The U.S. cannot allow EBOLA infected people back. People that go to far away places to help out are great-but must suffer the consequences!
— Donald J. Trump (@realDonaldTrump) August 2, 2014
But how likely is it that we’ll face an outbreak here in the U.S.? Let’s break down the facts:
It’s harder for Ebola to spread than you might think. Though it’s one of the deadliest diseases on the planet (with a mortality rate of up to 90 percent), Ebola is not as contagious as airborne pathogens like the flu. The virus is only transmitted through direct contact with a patient’s bodily fluids, or from objects (like needles) that carry those fluids—that’s why healthcare workers are at an increased risk. Touching money, a computer keyboard, or another object that an infected person has touched will not spread the virus.
Procedures are in place to help prevent it from arriving on a plane.
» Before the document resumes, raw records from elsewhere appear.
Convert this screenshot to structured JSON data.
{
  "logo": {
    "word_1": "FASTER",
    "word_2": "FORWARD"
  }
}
That doomsday scenario where an infected passenger coughs on a plane and transmits the virus to everyone on board? Not possible. For one thing, “It is highly unlikely that someone suffering such symptoms would feel well enough to travel,” the International Air Travel Association said in a statement—and Ebola is typically contagious only when patients are exhibiting signs of the illness. “People who have Ebola are not walking around on the street,” said Amesh Adalja, a member of the public health committee of the Infectious Disease Society of America. “They are very, very sick and pretty much confined to a hospital and to a bed.”
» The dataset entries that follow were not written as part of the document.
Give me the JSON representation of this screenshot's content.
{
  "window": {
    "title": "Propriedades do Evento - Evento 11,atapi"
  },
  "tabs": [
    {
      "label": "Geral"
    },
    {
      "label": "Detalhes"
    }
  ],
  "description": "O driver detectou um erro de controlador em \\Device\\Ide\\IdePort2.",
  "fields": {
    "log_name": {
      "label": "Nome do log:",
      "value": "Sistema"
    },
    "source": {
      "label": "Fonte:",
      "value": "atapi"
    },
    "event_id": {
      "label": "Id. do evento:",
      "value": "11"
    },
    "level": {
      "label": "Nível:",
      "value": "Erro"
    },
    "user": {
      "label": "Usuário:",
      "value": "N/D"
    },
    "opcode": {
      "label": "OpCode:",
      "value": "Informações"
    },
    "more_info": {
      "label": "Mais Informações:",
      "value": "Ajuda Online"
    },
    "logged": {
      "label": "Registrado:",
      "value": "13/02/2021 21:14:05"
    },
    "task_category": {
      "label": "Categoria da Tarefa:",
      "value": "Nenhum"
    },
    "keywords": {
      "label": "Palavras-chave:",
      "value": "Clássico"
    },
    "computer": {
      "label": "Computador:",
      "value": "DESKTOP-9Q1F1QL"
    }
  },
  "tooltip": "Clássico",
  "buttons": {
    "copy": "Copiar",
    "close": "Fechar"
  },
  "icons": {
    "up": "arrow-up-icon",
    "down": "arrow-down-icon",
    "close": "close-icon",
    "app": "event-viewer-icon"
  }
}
In the rare event that it does occur, the virus is not airborne—meaning that unless you are sitting right next to an infected passenger, you would not be at risk. CNN also reports that “when flight crew members encounter a passenger with symptoms that they suspect could be Ebola, they keep the sick person away from other passengers. They’ve been instructed to wear disposable gloves and to provide the sickened person with a surgical mask to prevent fluids from spreading.”
Researchers are working on promising treatments. Currently there is no vaccine or effective treatment for Ebola, although several are being tested. The two American patients are receiving an experimental treatment known as ZMapp, which was rushed to Emory University Hospital and has not yet been tested in human patients or undergone a formal FDA approval process. Still, experts are cautiously optimistic about the drug. “We’re still trying to figure out exactly how it works,” immunology professor Erica Ollmann Saphire, Ph.D., told WebMD. “But it seems to neutralize the virus.” Clinical trials in humans are expected to begin next year.